Zachariah R, Fitzgerald M, Massaquoi M, Pasulani O, Arnould L, Makombe S, Harries AD. Risk Factors for High Early Mortality in Patients on Antiretroviral Treatment in a Rural District of Malawi. AIDS. 2006 Nov 28;20(18):2355-60.
To determine the cumulative proportion of deaths that occur within three and six months of starting ART, and to identify risk factors associated with early mortality among adults initiating ART in a rural district hospital.
This was an observational cohort study.
The study took place in a main district hospital in Thyolo district, Malawi, from April 2003 to April 2005.
All adults who were ART-naive and starting treatment in the main district hospital over the two-year study period were enrolled.
There was no intervention in this study.
The primary outcome was mortality at three months and six months after initiation of ART.
Complete data were available for 1507 participants (34% male), and the median age was 35 years. At ART initiation, 76% were in WHO stage III, 23% in stage IV, and 1% in WHO stage II but with CD4 count ≤ 200 cells/µL. Fifteen percent had active TB, and all of these were also receiving TB treatment. All enrollees were also taking cotrimoxazole prophylaxis. The median CD4 count was 123 cells/µL, the mean BMI was 19.6 kg/m2, and 36% of those starting ART were malnourished. With 1361 person-years of follow-up, 78% were alive and on ART at the end of the study, 2.5% transferred out, 3% were lost to follow-up, and 3.5% had stopped ART. There were 190 (12.6%) deaths. Of the 190 deaths, 61% occurred in the first three months and 79% within six months. Significant risk factors associated with mortality in the first three months after adjustment were WHO stage IV disease (OR 2.1, CI: 1.4-3.3), CD4 count below 50 cells/µL (OR: 2.2, CI: 1.2-4.0), and increasing grades of malnutrition based on BMI (OR for BMI less than 16.0 kg/m2: 6.0(4.6-12.7). Similar results were found for deaths within six months. The trend of increasing mortality with increasing malnutrition and decreasing CD4 counts for the three-month and six-month follow-up time was significant (p<0.001 for both). Among those who died in the first week, 91% had an active WHO-defined opportunistic infection attributed as the main cause of death, oral recurrent Candida being the most common cause. Sixty-eight percent of those who died in the first three months were malnourished (BMI less than 18.4 kg/m2).

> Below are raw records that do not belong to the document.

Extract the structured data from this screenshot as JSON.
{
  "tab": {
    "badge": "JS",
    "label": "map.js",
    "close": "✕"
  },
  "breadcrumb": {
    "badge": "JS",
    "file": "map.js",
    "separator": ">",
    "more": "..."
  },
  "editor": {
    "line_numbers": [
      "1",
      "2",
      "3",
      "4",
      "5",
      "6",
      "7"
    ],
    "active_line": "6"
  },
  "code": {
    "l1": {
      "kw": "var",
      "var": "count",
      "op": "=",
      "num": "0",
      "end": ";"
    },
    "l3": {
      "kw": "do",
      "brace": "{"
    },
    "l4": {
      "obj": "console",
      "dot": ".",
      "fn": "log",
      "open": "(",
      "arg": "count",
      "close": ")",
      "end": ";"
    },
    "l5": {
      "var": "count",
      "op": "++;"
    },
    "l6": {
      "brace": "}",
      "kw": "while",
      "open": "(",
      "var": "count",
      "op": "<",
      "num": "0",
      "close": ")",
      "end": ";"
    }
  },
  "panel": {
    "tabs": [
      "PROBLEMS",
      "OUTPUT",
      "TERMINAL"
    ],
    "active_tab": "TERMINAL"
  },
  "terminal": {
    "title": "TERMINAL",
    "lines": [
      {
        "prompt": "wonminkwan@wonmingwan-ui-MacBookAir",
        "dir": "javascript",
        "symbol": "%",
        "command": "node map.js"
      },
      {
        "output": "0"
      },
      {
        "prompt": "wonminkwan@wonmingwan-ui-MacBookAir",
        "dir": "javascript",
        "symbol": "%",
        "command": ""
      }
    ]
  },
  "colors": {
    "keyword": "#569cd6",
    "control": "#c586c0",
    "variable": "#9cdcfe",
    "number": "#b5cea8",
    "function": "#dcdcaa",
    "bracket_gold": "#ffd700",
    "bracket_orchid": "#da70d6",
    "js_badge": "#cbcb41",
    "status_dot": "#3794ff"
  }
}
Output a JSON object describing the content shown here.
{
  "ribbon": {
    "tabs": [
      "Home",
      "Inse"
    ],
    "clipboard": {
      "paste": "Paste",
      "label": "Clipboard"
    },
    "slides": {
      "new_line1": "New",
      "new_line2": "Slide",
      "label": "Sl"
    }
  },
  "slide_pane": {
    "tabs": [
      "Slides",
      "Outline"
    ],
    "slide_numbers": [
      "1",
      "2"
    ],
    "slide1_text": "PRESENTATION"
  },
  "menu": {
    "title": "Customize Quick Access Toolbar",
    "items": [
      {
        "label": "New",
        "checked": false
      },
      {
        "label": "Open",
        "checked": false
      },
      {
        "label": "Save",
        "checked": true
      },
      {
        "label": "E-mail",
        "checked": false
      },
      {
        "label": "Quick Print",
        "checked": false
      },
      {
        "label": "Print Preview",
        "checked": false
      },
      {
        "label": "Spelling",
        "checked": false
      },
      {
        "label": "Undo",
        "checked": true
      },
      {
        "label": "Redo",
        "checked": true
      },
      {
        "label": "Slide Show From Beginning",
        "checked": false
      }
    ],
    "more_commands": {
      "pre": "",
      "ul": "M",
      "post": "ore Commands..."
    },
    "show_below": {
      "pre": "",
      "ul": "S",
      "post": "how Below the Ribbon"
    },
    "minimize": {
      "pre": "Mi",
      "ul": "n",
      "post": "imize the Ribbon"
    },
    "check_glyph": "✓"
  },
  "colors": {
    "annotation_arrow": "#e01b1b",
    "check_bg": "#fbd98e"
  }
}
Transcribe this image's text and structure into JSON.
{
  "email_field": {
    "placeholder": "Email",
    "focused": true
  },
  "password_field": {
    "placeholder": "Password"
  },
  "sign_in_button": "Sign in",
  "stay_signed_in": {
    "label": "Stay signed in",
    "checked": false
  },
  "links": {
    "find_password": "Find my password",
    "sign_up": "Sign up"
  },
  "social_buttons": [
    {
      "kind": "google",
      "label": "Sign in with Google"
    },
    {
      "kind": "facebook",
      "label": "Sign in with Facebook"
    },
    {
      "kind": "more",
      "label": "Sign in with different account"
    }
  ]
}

The authors conclude that in a rural district in Malawi, BMI and clinical staging could be important screening tools to identify individuals who, despite initiation of ART, are still at high risk for early mortality.
Using the Newcastle-Ottawa scoring system to evaluate the quality of this observational study, the selection of cases, ascertainment of exposure and loss to follow-up were all adequate, and overall the study was of good methodological quality. Limitations that the authors note include the inability to always determine the exact cause of death, and the lack of viral load testing to assess response to ART.
Studies in Malawi and other developing countries have found that 10 to 15% of those on ART die within a median follow-up period of 15 months.(1,2,3) However, factors associated with this early mortality have not been well studied.
While it has not been shown that interventions targeting malnutrition decrease early mortality among those initiating ART, identification and monitoring of patients starting ART with malnutrition may be helpful in avoiding early mortality.
- Harries AD, Schouten EJ, Libamba E. Scaling up antiretroviral treatment in resource poor settings. Lancet 2006 Jun 3;367(9525):1870-2. (No abstract available.)
- Braitstein P, Brinkhof MW, Dabis F; Antiretroviral Therapy in Lower Income Countries (ART-LINC) Collaboration; ART Cohort Collaboration (ART-CC) groups. Mortality of HIV-1-infected patients in the first year of antiretroviral therapy: comparison between low-income and high-income countries. Lancet 2006 Mar 11;367(9513):817-24.
- Coetzee D, Hildebrand K, Boulle A, et al. Outcomes after two years of providing antiretroviral treatment in Khayelitsha, South Africa. AIDS 2004 Apr 9;18(6):887-95